2. We don’t just observe, we feel.
While other people can simply observe what they see, either on a screen or in real life, we usually cannot. Instead, our sensitive brains experience the world with incredibly vivid emotions. This is wonderful when we see things of beauty or moments of joy, as we experience these happy feelings powerfully. But dark, foreboding scenes or glimpses of monsters have just as strong of an effect — and it’s not a fun one. And we feel a sense of anxiety whenever something is too violent, especially when a character or actor reminds us of someone we love.
For some, violent action or horror films might be an easy thing to sit through, especially if they are capable of laughing them off or treating them as unrealistic forms of entertainment. For us, however, our minds connect with the possibility that this could be real. We know we’re watching a movie, we tell ourselves it isn’t happening, but that doesn’t change the emotions we experience. We’re like an emotional lightning rod.
3. We can’t shake those emotions the moment the film is over.
Horror movies make a lot of people jumpy or grossed-out, but it doesn’t usually stay with them long after the movie is over. Instead, they may simply move on as if it never happened.
For the HSP, this is much harder, and we are likely to feel the emotional effects for a long time.

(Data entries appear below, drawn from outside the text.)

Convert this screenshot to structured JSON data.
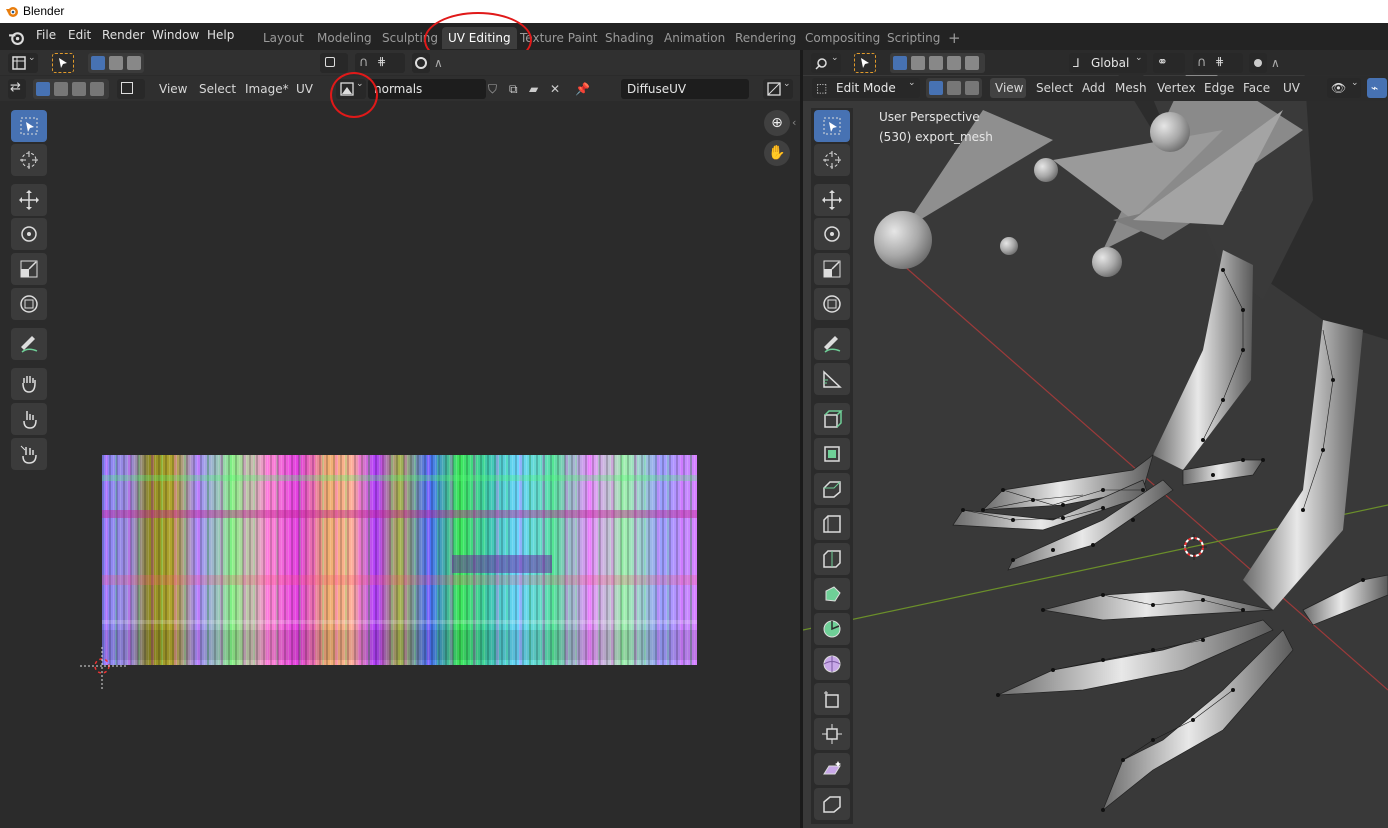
{
  "window": {
    "title": "Blender"
  },
  "menus": [
    "File",
    "Edit",
    "Render",
    "Window",
    "Help"
  ],
  "workspaces": {
    "tabs": [
      "Layout",
      "Modeling",
      "Sculpting",
      "UV Editing",
      "Texture Paint",
      "Shading",
      "Animation",
      "Rendering",
      "Compositing",
      "Scripting"
    ],
    "active": "UV Editing",
    "add": "+"
  },
  "uv_editor": {
    "header_menus": [
      "View",
      "Select",
      "Image*",
      "UV"
    ],
    "image_name": "normals",
    "uv_map": "DiffuseUV"
  },
  "viewport": {
    "mode": "Edit Mode",
    "header_menus": [
      "View",
      "Select",
      "Add",
      "Mesh",
      "Vertex",
      "Edge",
      "Face",
      "UV"
    ],
    "orientation": "Global",
    "overlay_title": "User Perspective",
    "overlay_object": "(530) export_mesh"
  },
  "colors": {
    "accent": "#4772b3",
    "annotation": "#e01919",
    "x_axis": "#9b3a3a",
    "y_axis": "#6b8f2a"
  }
}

We may even find ourselves feeling those painful emotions years later when something reminds us of the movie we watched. Everyone else might be ready to move on to another activity (dinner after the movie, anyone?) but the HSP still feels those lingering thoughts and emotions.
For me, violence hangs around like a sullen mood I just can’t shake — I can even appear depressed. I still think about the book I read last week or the movie I watched a year ago, and when I do, it can make me feel physically ill.

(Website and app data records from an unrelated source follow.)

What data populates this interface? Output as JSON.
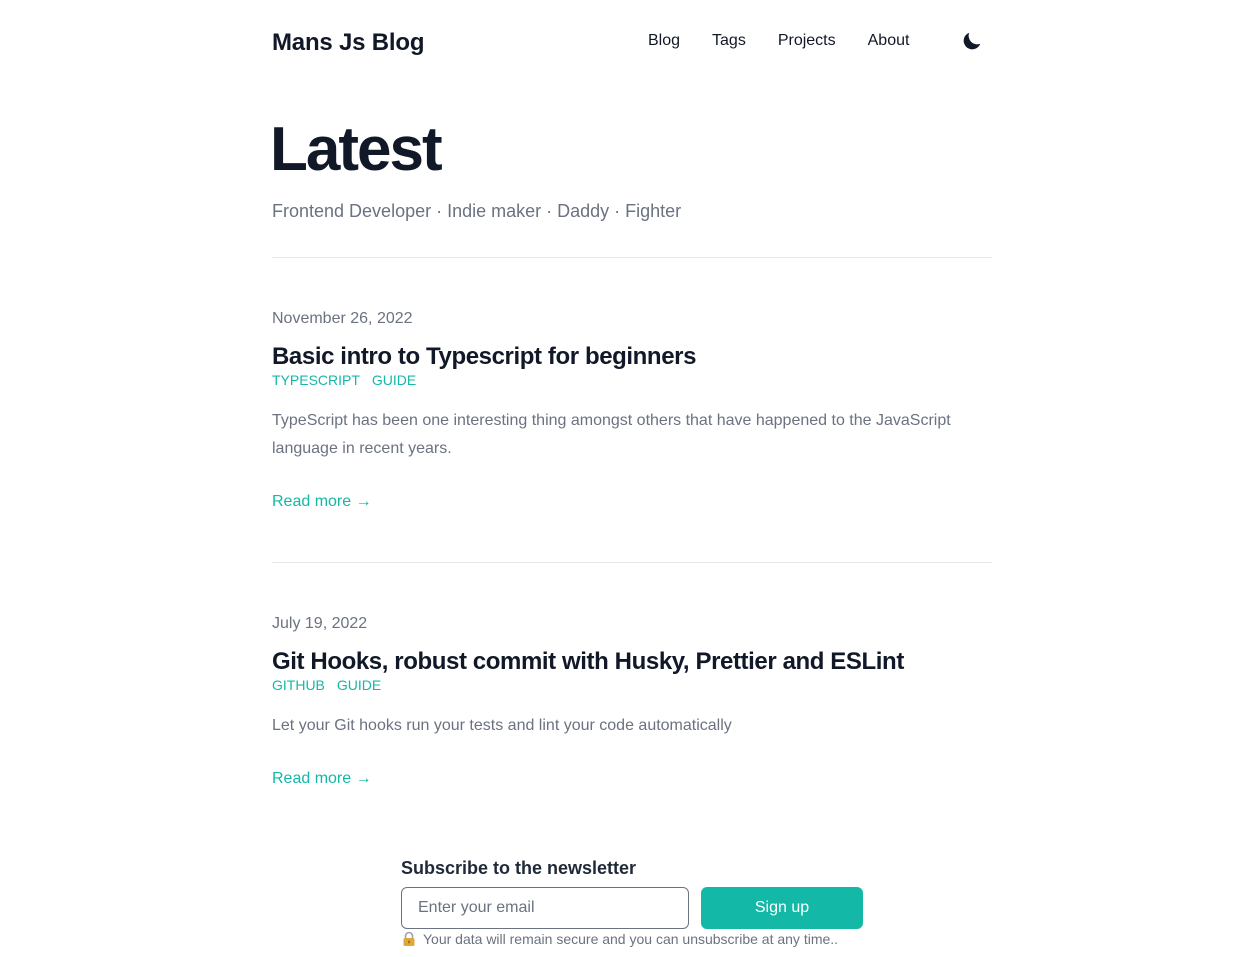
{
  "header": {
    "site_title": "Mans Js Blog",
    "nav": [
      "Blog",
      "Tags",
      "Projects",
      "About"
    ],
    "theme_icon": "moon-icon"
  },
  "hero": {
    "title": "Latest",
    "subtitle": "Frontend Developer · Indie maker · Daddy · Fighter"
  },
  "posts": [
    {
      "date": "November 26, 2022",
      "title": "Basic intro to Typescript for beginners",
      "tags": [
        "typescript",
        "guide"
      ],
      "summary": "TypeScript has been one interesting thing amongst others that have happened to the JavaScript language in recent years.",
      "read_more": "Read more →"
    },
    {
      "date": "July 19, 2022",
      "title": "Git Hooks, robust commit with Husky, Prettier and ESLint",
      "tags": [
        "github",
        "guide"
      ],
      "summary": "Let your Git hooks run your tests and lint your code automatically",
      "read_more": "Read more →"
    }
  ],
  "newsletter": {
    "title": "Subscribe to the newsletter",
    "email_placeholder": "Enter your email",
    "email_value": "",
    "button_label": "Sign up",
    "privacy_note": "Your data will remain secure and you can unsubscribe at any time..",
    "privacy_icon": "lock-icon"
  },
  "colors": {
    "accent": "#14b8a6",
    "text": "#111827",
    "muted": "#6b7280",
    "divider": "#e5e7eb"
  }
}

4. It damages our sleep.
Sleep is important for everyone, but remember: The highly sensitive nervous system processes so many little details that most people just ignore. That means our brains and nerves work overtime all day long. Sleep is incredibly important to us, and can be the only way we avoid overstimulation and overwhelm in our day-to-day lives.
But horror films or violent movies can make it difficult to sleep. This isn’t just a cliché, at least for HSPs — we may find ourselves going over those horrific scenes again and again, and sleep becomes impossible. We can even experience traumatic nightmares at times, so each time we close our eyes we may relive those sequences. You may not even realize it’s happening to your HSP friend or partner; HSPs may try to pretend that we’re fine, not wanting to seem like we’re overly sensitive to something most people are perfectly fine with. It can be painful to feel so misunderstood for something we cannot change.

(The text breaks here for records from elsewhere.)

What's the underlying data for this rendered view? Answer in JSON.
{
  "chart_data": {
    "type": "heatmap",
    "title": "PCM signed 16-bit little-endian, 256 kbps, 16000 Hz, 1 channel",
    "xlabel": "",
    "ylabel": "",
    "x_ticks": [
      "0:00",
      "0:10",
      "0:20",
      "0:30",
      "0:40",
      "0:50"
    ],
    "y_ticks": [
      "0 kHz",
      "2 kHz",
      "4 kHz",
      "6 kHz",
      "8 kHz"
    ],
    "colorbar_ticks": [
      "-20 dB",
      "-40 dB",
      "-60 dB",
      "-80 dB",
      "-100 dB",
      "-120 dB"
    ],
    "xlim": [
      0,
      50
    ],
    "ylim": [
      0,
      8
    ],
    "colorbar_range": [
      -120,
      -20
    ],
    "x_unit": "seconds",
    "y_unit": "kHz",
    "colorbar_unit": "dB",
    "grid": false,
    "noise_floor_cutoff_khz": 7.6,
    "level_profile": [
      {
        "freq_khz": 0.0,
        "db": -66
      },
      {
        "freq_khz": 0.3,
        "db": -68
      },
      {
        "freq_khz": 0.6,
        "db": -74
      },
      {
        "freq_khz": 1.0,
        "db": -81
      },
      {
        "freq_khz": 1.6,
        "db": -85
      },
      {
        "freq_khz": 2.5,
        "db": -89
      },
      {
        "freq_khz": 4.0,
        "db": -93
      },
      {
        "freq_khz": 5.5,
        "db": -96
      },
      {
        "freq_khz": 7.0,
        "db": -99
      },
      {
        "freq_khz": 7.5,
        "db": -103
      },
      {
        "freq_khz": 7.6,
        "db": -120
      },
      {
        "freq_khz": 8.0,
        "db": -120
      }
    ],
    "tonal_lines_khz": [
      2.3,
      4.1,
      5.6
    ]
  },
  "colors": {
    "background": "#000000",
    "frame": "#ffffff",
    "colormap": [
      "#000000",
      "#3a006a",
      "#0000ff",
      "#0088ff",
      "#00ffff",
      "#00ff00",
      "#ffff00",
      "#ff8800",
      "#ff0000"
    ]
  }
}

5. We aren’t capable of just “shutting it off.”
While some people can detach from and become desensitized to the violence around them, for the HSP, this may not be possible. We cannot just expose ourselves to more violence in order to feel adjusted to it. This type of “exposure therapy” would probably only make us feel like an emotionally exhausted shell of a person, anyway. For some of us, the more we experience these painful emotions, the more overwhelming they become. And while there may be times we wish we could simply shut it off, the truth is, we can’t; this is who we are.
And I think this is a good thing. It’s true, the world needs those who can set aside their feelings when the situation calls for it. But we also need the opposite, the sensitive ones. If anything, we need more people who aren’t constantly desensitized to pain and violence. People who can’t stomach it even as entertainment. Without those people — without HSPs — I think the world would be a much darker place to live in.
Need to make it through a scary movie anyway? Here’s how you can do it.